A film to watch perhaps from an interest in cinema history, perhaps from an interest in the portrayal of Israel in contemporary cinema, perhaps for an understanding of how Americans understand Israel. Not something to watch, I think, if you want to be entertained or moved.
Lincoln traces the last few months of the 16th president’s life, focusing on his effort to pass the 13th Amendment to the Constitution ending slavery once and for all.
Many reviewers have already noted that this is a movie about the US political process rather than the Civil War – so anyone who liked The West Wing, or the political sections of The Wire, will almost certainly enjoy this. But the few brief scenes dealing directly with the fighting – muddy hand to hand combat between black Federal troops and Confederates, Lincoln and his son’s visit to an army hospital, and the aftermath of a battle outside Richmond – give a powerful sense of the horror of the fighting in that war and the weight that it bore on Lincoln’s conscience.
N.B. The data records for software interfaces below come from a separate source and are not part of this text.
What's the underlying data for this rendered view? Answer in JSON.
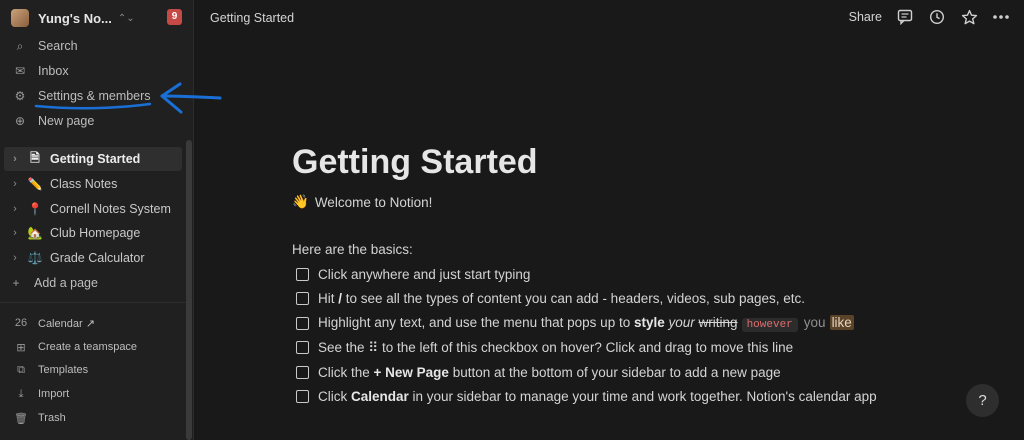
{
  "workspace": {
    "name": "Yung's No...",
    "badge": "9"
  },
  "nav": [
    {
      "label": "Search",
      "icon": "search-icon",
      "glyph": "⌕"
    },
    {
      "label": "Inbox",
      "icon": "inbox-icon",
      "glyph": "✉"
    },
    {
      "label": "Settings & members",
      "icon": "gear-icon",
      "glyph": "⚙"
    },
    {
      "label": "New page",
      "icon": "plus-circle-icon",
      "glyph": "⊕"
    }
  ],
  "pages": [
    {
      "label": "Getting Started",
      "emoji": "🗎",
      "active": true
    },
    {
      "label": "Class Notes",
      "emoji": "✏️"
    },
    {
      "label": "Cornell Notes System",
      "emoji": "📍"
    },
    {
      "label": "Club Homepage",
      "emoji": "🏡"
    },
    {
      "label": "Grade Calculator",
      "emoji": "⚖️"
    }
  ],
  "add_page": "Add a page",
  "bottom_nav": [
    {
      "label": "Calendar ↗",
      "glyph": "26"
    },
    {
      "label": "Create a teamspace",
      "glyph": "⊞"
    },
    {
      "label": "Templates",
      "glyph": "⧉"
    },
    {
      "label": "Import",
      "glyph": "⤓"
    },
    {
      "label": "Trash",
      "glyph": "🗑"
    }
  ],
  "topbar": {
    "breadcrumb": "Getting Started",
    "share": "Share"
  },
  "page": {
    "title": "Getting Started",
    "welcome_emoji": "👋",
    "welcome": "Welcome to Notion!",
    "basics": "Here are the basics:",
    "todos": {
      "t1": "Click anywhere and just start typing",
      "t2a": "Hit ",
      "t2b": "/",
      "t2c": " to see all the types of content you can add - headers, videos, sub pages, etc.",
      "t3a": "Highlight any text, and use the menu that pops up to ",
      "t3b": "style",
      "t3c": "your",
      "t3d": "writing",
      "t3e": "however",
      "t3f": "you",
      "t3g": "like",
      "t4a": "See the ",
      "t4b": "⠿",
      "t4c": " to the left of this checkbox on hover? Click and drag to move this line",
      "t5a": "Click the ",
      "t5b": "+ New Page",
      "t5c": " button at the bottom of your sidebar to add a new page",
      "t6a": "Click ",
      "t6b": "Calendar",
      "t6c": " in your sidebar to manage your time and work together. Notion's calendar app"
    }
  },
  "help": "?",
  "colors": {
    "accent_annotation": "#1a6fd6",
    "badge": "#c54a45",
    "highlight": "#5a4328"
  }
}
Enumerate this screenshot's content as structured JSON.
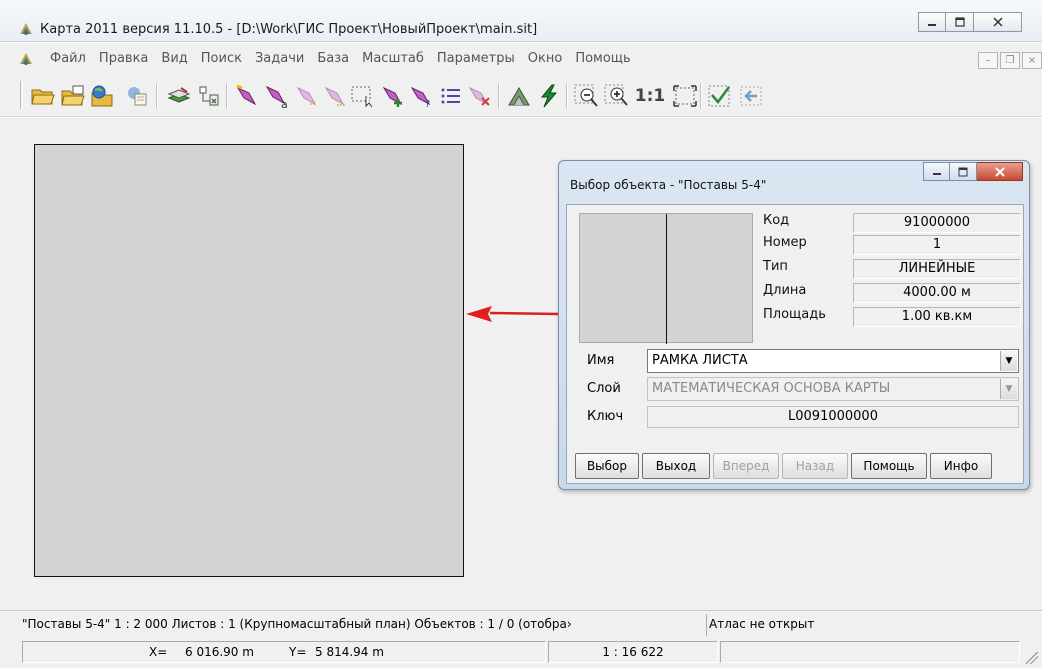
{
  "window": {
    "title": "Карта 2011 версия 11.10.5 - [D:\\Work\\ГИС Проект\\НовыйПроект\\main.sit]"
  },
  "menu": {
    "items": [
      "Файл",
      "Правка",
      "Вид",
      "Поиск",
      "Задачи",
      "База",
      "Масштаб",
      "Параметры",
      "Окно",
      "Помощь"
    ]
  },
  "toolbar": {
    "scale_1to1_label": "1:1"
  },
  "dialog": {
    "title": "Выбор объекта - \"Поставы 5-4\"",
    "properties": [
      {
        "label": "Код",
        "value": "91000000"
      },
      {
        "label": "Номер",
        "value": "1"
      },
      {
        "label": "Тип",
        "value": "ЛИНЕЙНЫЕ"
      },
      {
        "label": "Длина",
        "value": "4000.00  м"
      },
      {
        "label": "Площадь",
        "value": "1.00  кв.км"
      }
    ],
    "name_label": "Имя",
    "name_value": "РАМКА ЛИСТА",
    "layer_label": "Слой",
    "layer_value": "МАТЕМАТИЧЕСКАЯ ОСНОВА КАРТЫ",
    "key_label": "Ключ",
    "key_value": "L0091000000",
    "buttons": {
      "select": "Выбор",
      "exit": "Выход",
      "forward": "Вперед",
      "back": "Назад",
      "help": "Помощь",
      "info": "Инфо"
    }
  },
  "statusbar": {
    "main_text": "\"Поставы 5-4\"  1 : 2 000   Листов : 1   (Крупномасштабный план)  Объектов : 1 / 0 (отобра›",
    "atlas_text": "Атлас не открыт",
    "x_label": "X=",
    "x_value": "6 016.90 m",
    "y_label": "Y=",
    "y_value": "5 814.94 m",
    "scale": "1 : 16 622"
  }
}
The cast of the movie is outstanding and it is difficult to fault a single performance: Tommy Lee-Jones and James Spader deliver scene stealing turns. Jared Harris and David Strathairn less showy performances but no less well judged. And Sally Field brings a great level of sympathy to the role of the often unfairly maligned, though undoubtedly difficult, Mary Lincoln.
The centrepiece in this movie is, of course, Daniel Day-Lewis’ stunning performance as Lincoln. It is all the more powerful because it is so human: indeed part of Lincoln’s greatness arose from his profound humanity and capacity to relate on that level to some of his most intractable rivals. It is a lovely detail of this movie that one of Lincoln’s favorite approaches to relating to people, his witty anecdotes, are found, at times so infuriating by those closest to him: at one point Stanton, his War Secretary, storms off as Lincoln tries to defuse the tension as they wait for the results of a battle with his favorite story about Revolutionary War general Ethan Allan.
Of course, in spite of Lincoln’s efforts, slavery remains a huge problem in the contemporary world. The International Labour Organization estimates that a minimum of 21 million people are in forced labour in every region of the world today. I hope that movie ‘Lincoln’ inspires this generation of politicians to emulate just a modicum of Lincoln’s political and moral courage when they are doing their jobs, and to take positive steps to end slavery once and for all in our lifetimes.